Belgium opened an embassy in Switzerland in 1840, while Switzerland opened its embassy in Brussels in 1918. These were later followed by consulates general in Geneva and Antwerp, as well as Belgian consulates in various Swiss cities.
The First World War strengthened ties between the Belgian and Swiss populations. When Belgian neutrality was disregarded by the German troops, this triggered fierce criticism, especially in French-speaking Switzerland. Switzerland took in 2,000 hospitalised Belgian children and interned 4,500 wounded officers and soldiers, as well as 6,000 refugees, including the industrialist Ernest Solvay and the poet Emile Verhaeren.

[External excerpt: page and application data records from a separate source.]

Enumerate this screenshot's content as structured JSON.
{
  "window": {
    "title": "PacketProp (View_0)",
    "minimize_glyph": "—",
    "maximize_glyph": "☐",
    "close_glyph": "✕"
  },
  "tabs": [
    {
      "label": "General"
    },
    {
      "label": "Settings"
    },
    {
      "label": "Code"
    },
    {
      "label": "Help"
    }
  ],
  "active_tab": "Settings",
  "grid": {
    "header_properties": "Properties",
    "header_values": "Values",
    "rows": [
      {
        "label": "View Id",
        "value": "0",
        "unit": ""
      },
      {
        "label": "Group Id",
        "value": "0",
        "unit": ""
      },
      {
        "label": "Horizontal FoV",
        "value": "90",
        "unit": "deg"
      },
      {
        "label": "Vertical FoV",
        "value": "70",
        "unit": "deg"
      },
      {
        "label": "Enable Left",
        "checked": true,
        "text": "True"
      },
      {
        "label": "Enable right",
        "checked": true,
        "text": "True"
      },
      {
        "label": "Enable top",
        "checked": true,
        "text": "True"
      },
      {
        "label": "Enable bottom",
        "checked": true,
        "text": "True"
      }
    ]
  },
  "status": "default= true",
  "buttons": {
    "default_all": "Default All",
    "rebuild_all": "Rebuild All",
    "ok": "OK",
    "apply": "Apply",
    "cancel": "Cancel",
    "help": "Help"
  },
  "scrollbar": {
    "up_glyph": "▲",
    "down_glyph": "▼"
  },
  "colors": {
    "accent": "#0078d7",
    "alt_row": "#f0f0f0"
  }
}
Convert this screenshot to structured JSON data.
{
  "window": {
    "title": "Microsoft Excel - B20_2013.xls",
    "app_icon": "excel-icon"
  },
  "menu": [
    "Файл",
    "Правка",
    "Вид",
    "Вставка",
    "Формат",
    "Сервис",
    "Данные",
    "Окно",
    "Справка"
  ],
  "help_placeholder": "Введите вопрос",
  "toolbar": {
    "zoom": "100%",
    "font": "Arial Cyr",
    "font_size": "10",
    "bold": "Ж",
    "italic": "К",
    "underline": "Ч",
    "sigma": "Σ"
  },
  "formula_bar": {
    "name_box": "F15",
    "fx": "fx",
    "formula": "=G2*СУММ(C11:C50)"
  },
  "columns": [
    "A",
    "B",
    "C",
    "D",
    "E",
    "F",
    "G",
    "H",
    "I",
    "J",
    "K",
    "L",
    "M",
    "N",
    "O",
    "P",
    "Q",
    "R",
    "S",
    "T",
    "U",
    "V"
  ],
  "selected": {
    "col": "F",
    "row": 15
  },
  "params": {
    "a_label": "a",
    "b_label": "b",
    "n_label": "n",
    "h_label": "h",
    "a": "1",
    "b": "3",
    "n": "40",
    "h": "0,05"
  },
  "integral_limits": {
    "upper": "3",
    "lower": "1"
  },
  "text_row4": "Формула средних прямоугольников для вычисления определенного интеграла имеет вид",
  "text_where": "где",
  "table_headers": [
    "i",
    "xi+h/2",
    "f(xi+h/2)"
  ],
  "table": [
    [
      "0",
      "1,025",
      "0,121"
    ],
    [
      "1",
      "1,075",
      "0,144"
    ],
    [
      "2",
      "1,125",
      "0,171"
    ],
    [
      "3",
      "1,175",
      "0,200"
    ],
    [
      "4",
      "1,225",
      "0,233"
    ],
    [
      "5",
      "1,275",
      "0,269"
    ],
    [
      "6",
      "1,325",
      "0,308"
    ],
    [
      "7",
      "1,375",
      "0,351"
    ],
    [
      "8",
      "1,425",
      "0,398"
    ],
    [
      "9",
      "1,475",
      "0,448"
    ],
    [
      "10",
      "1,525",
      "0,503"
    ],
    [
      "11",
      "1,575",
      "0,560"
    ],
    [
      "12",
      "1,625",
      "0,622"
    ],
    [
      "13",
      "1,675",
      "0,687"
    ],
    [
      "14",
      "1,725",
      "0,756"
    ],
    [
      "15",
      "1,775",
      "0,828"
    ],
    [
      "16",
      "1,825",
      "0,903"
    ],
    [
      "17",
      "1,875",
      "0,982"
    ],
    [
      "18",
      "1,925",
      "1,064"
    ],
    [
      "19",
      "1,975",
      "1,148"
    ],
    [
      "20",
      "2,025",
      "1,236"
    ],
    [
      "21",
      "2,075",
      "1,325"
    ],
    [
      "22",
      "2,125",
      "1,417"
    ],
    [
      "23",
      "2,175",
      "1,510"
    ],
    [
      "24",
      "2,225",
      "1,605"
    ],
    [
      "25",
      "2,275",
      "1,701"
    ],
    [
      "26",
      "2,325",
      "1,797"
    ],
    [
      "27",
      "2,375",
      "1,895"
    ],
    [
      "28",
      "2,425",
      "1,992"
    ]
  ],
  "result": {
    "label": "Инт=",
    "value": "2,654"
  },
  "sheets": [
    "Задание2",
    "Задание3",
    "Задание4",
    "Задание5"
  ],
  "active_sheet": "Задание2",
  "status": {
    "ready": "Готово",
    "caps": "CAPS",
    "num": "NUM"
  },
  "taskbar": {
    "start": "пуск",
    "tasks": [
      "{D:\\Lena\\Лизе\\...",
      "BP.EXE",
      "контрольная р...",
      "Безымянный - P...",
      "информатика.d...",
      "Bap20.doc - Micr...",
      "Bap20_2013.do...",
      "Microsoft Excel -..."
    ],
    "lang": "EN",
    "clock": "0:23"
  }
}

The Belgian royal family has always maintained good relations with Switzerland. King Albert I was a regular visitor to the country, while Leopold III lived with his family in Switzerland from 1945 to 1950. When King Leopold III abdicated in 1959, his son King Baudouin I continued to maintain good relations with Switzerland, and was received on a state visit here in 1989. Eleven years later King Albert II paid a state visit to Switzerland on 21 and 22 November 2000. His eldest son, Philippe, who was enthroned as King of the Belgians on 21 July 2013, continues the royal family tradition and regularly spends holidays in Switzerland.
Belgium, historical Dictionary of Switzerland (de, fr, it)